Ice had built up again on the windshield and I needed to clean it off but then resorted to rising up a little in my seat and looking over. I could see the road path and stayed in my far right lane. I kept the hazard lights flashing hoping the little traffic that included trucks would see me well in advance and give me some room, thankfully they did. I even had a few pickups pass by and thought to myself "why don't they invite me to put the bike in the back and take me out of here"; but they kept on riding and so did I. Finally, around the 132MM the snow started to slack off some and I could see the white lines again. I had ridden through the worst stretch of highway in my life. I was able to speed it up some since I could see the road but when I got to the next bridge my heart stopped. However, I went across with no problem, though I had slowed some and let it roll across, it didn't feel slippery like the other one.
The road was like this into the 140s mile marker and by the 150 mile marker it was just a skiffed but the road was still wet from any previous heavy snow fall, but i was out of the worst of it. Around the 160 mile marker the road was dry and having only about another hour to go I was back to wide open riding.
When I told my story to other riders, one rider said they would have liked to have heard what the voices in my head were saying. I will say that my thoughts were rapidity going back and forth but never come up with a solution except ride on to see where this might take me. Then one strange voiced jumped in and said "you know you love it!"

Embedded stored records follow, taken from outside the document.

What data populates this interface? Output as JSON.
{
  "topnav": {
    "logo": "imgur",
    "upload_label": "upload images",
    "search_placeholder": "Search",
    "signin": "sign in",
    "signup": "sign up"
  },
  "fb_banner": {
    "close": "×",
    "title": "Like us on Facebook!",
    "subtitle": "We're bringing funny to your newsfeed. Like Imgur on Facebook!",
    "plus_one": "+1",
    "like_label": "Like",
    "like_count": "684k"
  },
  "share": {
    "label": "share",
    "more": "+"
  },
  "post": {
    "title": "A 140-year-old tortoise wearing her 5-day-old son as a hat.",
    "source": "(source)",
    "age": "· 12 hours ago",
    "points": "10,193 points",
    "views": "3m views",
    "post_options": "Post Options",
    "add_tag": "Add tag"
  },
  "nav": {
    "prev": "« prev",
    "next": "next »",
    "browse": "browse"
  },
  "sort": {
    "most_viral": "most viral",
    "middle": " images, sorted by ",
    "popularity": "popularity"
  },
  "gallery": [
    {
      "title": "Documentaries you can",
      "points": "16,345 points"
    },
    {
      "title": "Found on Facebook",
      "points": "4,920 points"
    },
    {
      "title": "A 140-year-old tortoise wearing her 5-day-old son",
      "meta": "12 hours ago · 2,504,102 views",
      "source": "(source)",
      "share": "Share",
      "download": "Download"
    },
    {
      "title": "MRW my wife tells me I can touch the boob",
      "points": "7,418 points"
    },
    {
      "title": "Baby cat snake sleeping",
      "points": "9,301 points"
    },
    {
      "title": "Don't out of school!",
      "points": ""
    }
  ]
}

I'm glad that I survived the whole ordeal and will never intentionally set out to do that again. But if I was to fall into the same situation again...well....